▶ _Available data_:
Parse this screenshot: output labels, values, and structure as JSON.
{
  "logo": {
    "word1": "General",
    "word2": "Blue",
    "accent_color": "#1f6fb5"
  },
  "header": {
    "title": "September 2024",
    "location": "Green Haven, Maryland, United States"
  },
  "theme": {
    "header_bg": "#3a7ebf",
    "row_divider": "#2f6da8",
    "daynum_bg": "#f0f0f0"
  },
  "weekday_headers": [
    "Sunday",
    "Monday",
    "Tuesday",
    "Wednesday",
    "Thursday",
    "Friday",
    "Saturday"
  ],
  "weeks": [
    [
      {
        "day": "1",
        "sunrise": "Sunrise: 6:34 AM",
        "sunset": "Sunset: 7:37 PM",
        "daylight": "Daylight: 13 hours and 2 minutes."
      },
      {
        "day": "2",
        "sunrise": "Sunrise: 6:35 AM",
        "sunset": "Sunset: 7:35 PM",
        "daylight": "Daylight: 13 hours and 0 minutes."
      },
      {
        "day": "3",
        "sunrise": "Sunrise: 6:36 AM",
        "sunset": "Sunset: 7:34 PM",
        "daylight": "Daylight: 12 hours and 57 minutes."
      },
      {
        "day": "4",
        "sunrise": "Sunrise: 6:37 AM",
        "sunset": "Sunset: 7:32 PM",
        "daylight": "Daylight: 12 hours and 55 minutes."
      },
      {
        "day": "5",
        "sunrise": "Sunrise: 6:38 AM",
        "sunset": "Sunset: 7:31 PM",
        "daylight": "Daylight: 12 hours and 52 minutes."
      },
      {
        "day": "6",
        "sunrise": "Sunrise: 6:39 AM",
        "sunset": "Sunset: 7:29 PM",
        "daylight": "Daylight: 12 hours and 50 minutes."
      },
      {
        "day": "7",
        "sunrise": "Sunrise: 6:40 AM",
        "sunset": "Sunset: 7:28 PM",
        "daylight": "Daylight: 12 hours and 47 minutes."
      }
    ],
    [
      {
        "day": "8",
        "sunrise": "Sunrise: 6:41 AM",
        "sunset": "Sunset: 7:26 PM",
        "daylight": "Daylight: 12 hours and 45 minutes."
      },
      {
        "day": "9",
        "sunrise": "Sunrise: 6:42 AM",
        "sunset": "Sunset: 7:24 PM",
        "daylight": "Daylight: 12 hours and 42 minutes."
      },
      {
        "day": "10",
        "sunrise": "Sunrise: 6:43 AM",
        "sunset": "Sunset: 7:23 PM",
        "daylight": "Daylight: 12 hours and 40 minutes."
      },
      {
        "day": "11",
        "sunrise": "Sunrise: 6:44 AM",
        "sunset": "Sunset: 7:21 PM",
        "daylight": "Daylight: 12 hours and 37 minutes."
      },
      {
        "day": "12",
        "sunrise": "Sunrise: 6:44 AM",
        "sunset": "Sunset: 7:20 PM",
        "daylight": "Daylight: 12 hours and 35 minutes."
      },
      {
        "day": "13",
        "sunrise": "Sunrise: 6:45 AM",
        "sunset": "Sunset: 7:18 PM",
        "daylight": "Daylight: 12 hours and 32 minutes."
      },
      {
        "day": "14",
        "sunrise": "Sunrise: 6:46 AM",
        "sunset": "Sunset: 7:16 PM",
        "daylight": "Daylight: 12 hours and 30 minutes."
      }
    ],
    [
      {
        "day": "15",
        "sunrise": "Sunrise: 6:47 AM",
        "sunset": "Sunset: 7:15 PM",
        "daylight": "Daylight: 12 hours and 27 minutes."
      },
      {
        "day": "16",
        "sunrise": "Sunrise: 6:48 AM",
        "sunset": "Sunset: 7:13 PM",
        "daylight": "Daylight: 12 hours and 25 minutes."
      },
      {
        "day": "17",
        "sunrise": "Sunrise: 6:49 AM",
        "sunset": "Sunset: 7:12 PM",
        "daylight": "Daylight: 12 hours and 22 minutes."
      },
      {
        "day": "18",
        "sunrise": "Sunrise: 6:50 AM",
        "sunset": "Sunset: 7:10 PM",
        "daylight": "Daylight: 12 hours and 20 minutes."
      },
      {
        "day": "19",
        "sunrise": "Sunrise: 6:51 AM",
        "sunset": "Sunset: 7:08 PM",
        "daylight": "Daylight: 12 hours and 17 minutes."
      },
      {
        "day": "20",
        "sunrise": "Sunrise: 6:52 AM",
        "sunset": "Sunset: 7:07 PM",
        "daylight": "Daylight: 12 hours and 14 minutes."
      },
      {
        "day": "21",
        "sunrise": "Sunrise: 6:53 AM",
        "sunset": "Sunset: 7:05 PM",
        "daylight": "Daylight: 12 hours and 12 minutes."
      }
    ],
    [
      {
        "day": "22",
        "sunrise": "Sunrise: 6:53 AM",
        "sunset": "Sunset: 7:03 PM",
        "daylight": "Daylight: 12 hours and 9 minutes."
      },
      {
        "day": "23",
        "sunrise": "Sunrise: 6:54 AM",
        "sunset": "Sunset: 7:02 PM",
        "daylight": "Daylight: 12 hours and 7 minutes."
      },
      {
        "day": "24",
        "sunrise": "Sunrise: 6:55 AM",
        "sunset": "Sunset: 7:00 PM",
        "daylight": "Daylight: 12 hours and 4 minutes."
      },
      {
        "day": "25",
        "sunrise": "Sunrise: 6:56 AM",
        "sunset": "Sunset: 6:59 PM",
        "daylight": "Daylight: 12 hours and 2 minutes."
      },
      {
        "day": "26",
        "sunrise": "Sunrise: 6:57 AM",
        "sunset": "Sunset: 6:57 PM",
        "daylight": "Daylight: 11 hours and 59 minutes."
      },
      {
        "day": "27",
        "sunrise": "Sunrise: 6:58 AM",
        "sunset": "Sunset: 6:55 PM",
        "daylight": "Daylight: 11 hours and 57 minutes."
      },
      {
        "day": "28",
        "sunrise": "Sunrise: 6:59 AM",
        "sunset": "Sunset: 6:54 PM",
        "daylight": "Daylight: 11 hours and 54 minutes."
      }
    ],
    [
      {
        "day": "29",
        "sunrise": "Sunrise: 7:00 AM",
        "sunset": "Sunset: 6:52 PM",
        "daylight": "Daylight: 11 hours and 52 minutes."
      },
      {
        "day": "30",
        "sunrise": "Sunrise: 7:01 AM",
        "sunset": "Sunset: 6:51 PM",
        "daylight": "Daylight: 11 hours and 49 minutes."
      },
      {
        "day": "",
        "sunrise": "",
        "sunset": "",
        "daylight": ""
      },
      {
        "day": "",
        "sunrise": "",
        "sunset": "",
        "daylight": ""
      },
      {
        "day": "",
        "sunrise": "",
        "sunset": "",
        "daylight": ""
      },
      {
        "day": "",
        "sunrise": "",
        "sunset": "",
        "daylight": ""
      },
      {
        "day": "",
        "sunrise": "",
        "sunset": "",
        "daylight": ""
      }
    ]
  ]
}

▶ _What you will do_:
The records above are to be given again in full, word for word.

▶ _Answer_:
Parse this screenshot: output labels, values, and structure as JSON.
{
  "logo": {
    "word1": "General",
    "word2": "Blue",
    "accent_color": "#1f6fb5"
  },
  "header": {
    "title": "September 2024",
    "location": "Green Haven, Maryland, United States"
  },
  "theme": {
    "header_bg": "#3a7ebf",
    "row_divider": "#2f6da8",
    "daynum_bg": "#f0f0f0"
  },
  "weekday_headers": [
    "Sunday",
    "Monday",
    "Tuesday",
    "Wednesday",
    "Thursday",
    "Friday",
    "Saturday"
  ],
  "weeks": [
    [
      {
        "day": "1",
        "sunrise": "Sunrise: 6:34 AM",
        "sunset": "Sunset: 7:37 PM",
        "daylight": "Daylight: 13 hours and 2 minutes."
      },
      {
        "day": "2",
        "sunrise": "Sunrise: 6:35 AM",
        "sunset": "Sunset: 7:35 PM",
        "daylight": "Daylight: 13 hours and 0 minutes."
      },
      {
        "day": "3",
        "sunrise": "Sunrise: 6:36 AM",
        "sunset": "Sunset: 7:34 PM",
        "daylight": "Daylight: 12 hours and 57 minutes."
      },
      {
        "day": "4",
        "sunrise": "Sunrise: 6:37 AM",
        "sunset": "Sunset: 7:32 PM",
        "daylight": "Daylight: 12 hours and 55 minutes."
      },
      {
        "day": "5",
        "sunrise": "Sunrise: 6:38 AM",
        "sunset": "Sunset: 7:31 PM",
        "daylight": "Daylight: 12 hours and 52 minutes."
      },
      {
        "day": "6",
        "sunrise": "Sunrise: 6:39 AM",
        "sunset": "Sunset: 7:29 PM",
        "daylight": "Daylight: 12 hours and 50 minutes."
      },
      {
        "day": "7",
        "sunrise": "Sunrise: 6:40 AM",
        "sunset": "Sunset: 7:28 PM",
        "daylight": "Daylight: 12 hours and 47 minutes."
      }
    ],
    [
      {
        "day": "8",
        "sunrise": "Sunrise: 6:41 AM",
        "sunset": "Sunset: 7:26 PM",
        "daylight": "Daylight: 12 hours and 45 minutes."
      },
      {
        "day": "9",
        "sunrise": "Sunrise: 6:42 AM",
        "sunset": "Sunset: 7:24 PM",
        "daylight": "Daylight: 12 hours and 42 minutes."
      },
      {
        "day": "10",
        "sunrise": "Sunrise: 6:43 AM",
        "sunset": "Sunset: 7:23 PM",
        "daylight": "Daylight: 12 hours and 40 minutes."
      },
      {
        "day": "11",
        "sunrise": "Sunrise: 6:44 AM",
        "sunset": "Sunset: 7:21 PM",
        "daylight": "Daylight: 12 hours and 37 minutes."
      },
      {
        "day": "12",
        "sunrise": "Sunrise: 6:44 AM",
        "sunset": "Sunset: 7:20 PM",
        "daylight": "Daylight: 12 hours and 35 minutes."
      },
      {
        "day": "13",
        "sunrise": "Sunrise: 6:45 AM",
        "sunset": "Sunset: 7:18 PM",
        "daylight": "Daylight: 12 hours and 32 minutes."
      },
      {
        "day": "14",
        "sunrise": "Sunrise: 6:46 AM",
        "sunset": "Sunset: 7:16 PM",
        "daylight": "Daylight: 12 hours and 30 minutes."
      }
    ],
    [
      {
        "day": "15",
        "sunrise": "Sunrise: 6:47 AM",
        "sunset": "Sunset: 7:15 PM",
        "daylight": "Daylight: 12 hours and 27 minutes."
      },
      {
        "day": "16",
        "sunrise": "Sunrise: 6:48 AM",
        "sunset": "Sunset: 7:13 PM",
        "daylight": "Daylight: 12 hours and 25 minutes."
      },
      {
        "day": "17",
        "sunrise": "Sunrise: 6:49 AM",
        "sunset": "Sunset: 7:12 PM",
        "daylight": "Daylight: 12 hours and 22 minutes."
      },
      {
        "day": "18",
        "sunrise": "Sunrise: 6:50 AM",
        "sunset": "Sunset: 7:10 PM",
        "daylight": "Daylight: 12 hours and 20 minutes."
      },
      {
        "day": "19",
        "sunrise": "Sunrise: 6:51 AM",
        "sunset": "Sunset: 7:08 PM",
        "daylight": "Daylight: 12 hours and 17 minutes."
      },
      {
        "day": "20",
        "sunrise": "Sunrise: 6:52 AM",
        "sunset": "Sunset: 7:07 PM",
        "daylight": "Daylight: 12 hours and 14 minutes."
      },
      {
        "day": "21",
        "sunrise": "Sunrise: 6:53 AM",
        "sunset": "Sunset: 7:05 PM",
        "daylight": "Daylight: 12 hours and 12 minutes."
      }
    ],
    [
      {
        "day": "22",
        "sunrise": "Sunrise: 6:53 AM",
        "sunset": "Sunset: 7:03 PM",
        "daylight": "Daylight: 12 hours and 9 minutes."
      },
      {
        "day": "23",
        "sunrise": "Sunrise: 6:54 AM",
        "sunset": "Sunset: 7:02 PM",
        "daylight": "Daylight: 12 hours and 7 minutes."
      },
      {
        "day": "24",
        "sunrise": "Sunrise: 6:55 AM",
        "sunset": "Sunset: 7:00 PM",
        "daylight": "Daylight: 12 hours and 4 minutes."
      },
      {
        "day": "25",
        "sunrise": "Sunrise: 6:56 AM",
        "sunset": "Sunset: 6:59 PM",
        "daylight": "Daylight: 12 hours and 2 minutes."
      },
      {
        "day": "26",
        "sunrise": "Sunrise: 6:57 AM",
        "sunset": "Sunset: 6:57 PM",
        "daylight": "Daylight: 11 hours and 59 minutes."
      },
      {
        "day": "27",
        "sunrise": "Sunrise: 6:58 AM",
        "sunset": "Sunset: 6:55 PM",
        "daylight": "Daylight: 11 hours and 57 minutes."
      },
      {
        "day": "28",
        "sunrise": "Sunrise: 6:59 AM",
        "sunset": "Sunset: 6:54 PM",
        "daylight": "Daylight: 11 hours and 54 minutes."
      }
    ],
    [
      {
        "day": "29",
        "sunrise": "Sunrise: 7:00 AM",
        "sunset": "Sunset: 6:52 PM",
        "daylight": "Daylight: 11 hours and 52 minutes."
      },
      {
        "day": "30",
        "sunrise": "Sunrise: 7:01 AM",
        "sunset": "Sunset: 6:51 PM",
        "daylight": "Daylight: 11 hours and 49 minutes."
      },
      {
        "day": "",
        "sunrise": "",
        "sunset": "",
        "daylight": ""
      },
      {
        "day": "",
        "sunrise": "",
        "sunset": "",
        "daylight": ""
      },
      {
        "day": "",
        "sunrise": "",
        "sunset": "",
        "daylight": ""
      },
      {
        "day": "",
        "sunrise": "",
        "sunset": "",
        "daylight": ""
      },
      {
        "day": "",
        "sunrise": "",
        "sunset": "",
        "daylight": ""
      }
    ]
  ]
}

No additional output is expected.